The survey was released Wednesday by the Oklahoma Council of Public Affairs, the Friedman Foundation for Educational Choice and eight other sponsoring organizations. Similar surveys have been conducted in Idaho, Tennessee, Nevada, Illinois, Georgia, Florida and Arizona.


 The vast majority of Oklahomans favor alternatives to public education such as private or charter schools, according to a public opinion survey.
The survey was released Wednesday by the Oklahoma Council of Public Affairs, the Friedman Foundation for Educational Choice and eight other sponsoring organizations. Similar surveys have been conducted in Idaho, Tennessee, Nevada, Illinois, Georgia, Florida and Arizona.
“What this survey reveals is that Americans enjoy choice,” said Hopper Smith, president of the OCPA.
According to the survey, 83 percent of those questioned in Oklahoma said they would pick private schools or another alternative to public schools in order to obtain the best education for their children.
Forty-one percent favored private schools and 19 percent opted for home schooling. Seventeen percent chose charter schools, the same percentage that favored public schools. Six percent chose virtual schools, which rely on Internet technology.
Paul DiPerna of the Friedman Foundation said the scientific survey of 1,200 likely Oklahoma voters was conducted April 25-27 by Strategic Vision of Atlanta.

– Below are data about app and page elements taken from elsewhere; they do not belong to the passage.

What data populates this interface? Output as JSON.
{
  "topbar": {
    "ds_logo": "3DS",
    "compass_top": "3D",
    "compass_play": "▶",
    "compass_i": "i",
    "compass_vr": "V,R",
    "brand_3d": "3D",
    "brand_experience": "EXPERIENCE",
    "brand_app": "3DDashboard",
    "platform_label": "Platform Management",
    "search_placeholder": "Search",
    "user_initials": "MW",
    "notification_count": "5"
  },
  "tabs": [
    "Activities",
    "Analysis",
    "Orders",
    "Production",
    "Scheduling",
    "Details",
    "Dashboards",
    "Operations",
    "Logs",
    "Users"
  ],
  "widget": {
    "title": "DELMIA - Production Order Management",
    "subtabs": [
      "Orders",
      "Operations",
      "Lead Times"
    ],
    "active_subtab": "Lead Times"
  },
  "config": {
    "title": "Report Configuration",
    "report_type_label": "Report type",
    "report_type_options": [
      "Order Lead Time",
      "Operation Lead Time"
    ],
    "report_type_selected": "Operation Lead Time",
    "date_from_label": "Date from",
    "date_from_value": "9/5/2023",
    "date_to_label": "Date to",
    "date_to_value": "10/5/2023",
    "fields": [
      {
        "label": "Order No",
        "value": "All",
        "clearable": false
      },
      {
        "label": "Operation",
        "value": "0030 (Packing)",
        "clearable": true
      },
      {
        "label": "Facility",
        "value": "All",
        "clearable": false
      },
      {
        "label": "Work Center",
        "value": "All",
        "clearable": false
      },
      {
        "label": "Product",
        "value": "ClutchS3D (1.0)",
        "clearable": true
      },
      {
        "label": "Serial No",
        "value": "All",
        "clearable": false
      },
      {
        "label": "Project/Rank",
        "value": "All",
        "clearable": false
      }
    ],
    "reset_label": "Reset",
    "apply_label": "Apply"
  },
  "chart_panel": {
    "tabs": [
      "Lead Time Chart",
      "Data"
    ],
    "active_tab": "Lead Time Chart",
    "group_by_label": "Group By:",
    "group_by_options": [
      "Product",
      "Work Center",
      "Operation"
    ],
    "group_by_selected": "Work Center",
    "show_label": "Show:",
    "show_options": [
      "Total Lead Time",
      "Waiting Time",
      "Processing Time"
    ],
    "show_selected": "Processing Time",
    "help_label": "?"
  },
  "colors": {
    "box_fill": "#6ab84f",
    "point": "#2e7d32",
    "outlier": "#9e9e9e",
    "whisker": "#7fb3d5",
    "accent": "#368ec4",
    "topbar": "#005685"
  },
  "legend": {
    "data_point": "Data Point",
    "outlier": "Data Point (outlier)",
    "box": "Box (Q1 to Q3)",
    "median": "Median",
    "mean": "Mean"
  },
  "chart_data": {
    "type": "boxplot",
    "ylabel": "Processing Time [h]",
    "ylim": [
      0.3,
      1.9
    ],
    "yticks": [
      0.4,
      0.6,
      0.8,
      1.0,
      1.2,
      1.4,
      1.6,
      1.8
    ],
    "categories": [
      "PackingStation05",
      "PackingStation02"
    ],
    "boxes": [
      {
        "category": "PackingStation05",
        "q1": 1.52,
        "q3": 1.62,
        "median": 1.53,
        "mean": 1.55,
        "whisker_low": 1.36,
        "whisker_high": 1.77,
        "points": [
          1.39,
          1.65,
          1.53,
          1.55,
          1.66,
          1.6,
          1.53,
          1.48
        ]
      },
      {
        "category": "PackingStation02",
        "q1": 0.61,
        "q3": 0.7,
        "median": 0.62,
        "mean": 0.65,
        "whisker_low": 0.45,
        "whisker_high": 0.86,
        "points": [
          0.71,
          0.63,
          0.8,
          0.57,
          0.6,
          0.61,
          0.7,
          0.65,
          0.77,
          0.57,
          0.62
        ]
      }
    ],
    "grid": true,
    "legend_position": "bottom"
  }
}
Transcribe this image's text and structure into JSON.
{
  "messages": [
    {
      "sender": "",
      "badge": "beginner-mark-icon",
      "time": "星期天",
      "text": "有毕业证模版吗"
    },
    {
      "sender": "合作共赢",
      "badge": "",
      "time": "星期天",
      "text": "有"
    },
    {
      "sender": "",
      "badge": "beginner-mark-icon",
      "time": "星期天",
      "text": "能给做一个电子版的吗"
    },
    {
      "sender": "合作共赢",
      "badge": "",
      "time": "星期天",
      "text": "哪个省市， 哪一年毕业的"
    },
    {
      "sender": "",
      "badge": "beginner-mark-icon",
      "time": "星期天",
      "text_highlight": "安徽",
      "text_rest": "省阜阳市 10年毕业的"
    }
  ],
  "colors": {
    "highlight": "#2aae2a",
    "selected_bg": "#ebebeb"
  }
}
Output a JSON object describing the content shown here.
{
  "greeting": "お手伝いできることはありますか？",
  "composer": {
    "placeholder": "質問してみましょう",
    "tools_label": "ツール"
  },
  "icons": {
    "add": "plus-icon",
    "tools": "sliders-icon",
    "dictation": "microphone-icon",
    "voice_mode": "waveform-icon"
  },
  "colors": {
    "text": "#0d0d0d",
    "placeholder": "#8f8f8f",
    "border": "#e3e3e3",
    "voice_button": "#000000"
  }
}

He said it had a margin of error of plus or minus 3 percentage points.
Asked to rate the state’s public school system by suggested categories, 33 percent rated it “good,” 30 percent rated it “fair,” 11 percent “poor” and 7 percent “excellent.” Nineteen percent were undecided.
Thirty-six percent believe public school funding is “too low,” 33 percent “too high” and 31 percent “about right.”
More than 50 percent of those surveyed, including both Democrats and Republicans, favored the concept of school vouchers and charter schools.
DiPerna said the bipartisan support for those programs was greater in Oklahoma than in other states.
Two Democratic lawmakers from Tulsa — Sen. Judy Eason McIntyre and Rep. Jabbar Shumate — joined OCPA officials at a news conference and expressed support for legislation to expand school choice.
McIntyre, a former school board member in Tulsa, said the education system had failed students in her district.
She pointed to successes of new private schools with students who were having problems in public schools.
Shumate said it is imperative for children in north Tulsa to have more educational opportunities to have a better life.
McIntyre and Shumate support legislation to provide tax credits that would allow more students in their districts the chance to attend private schools.
They said such legislation passed the House a year ago, but died in the House after opposition from public education groups.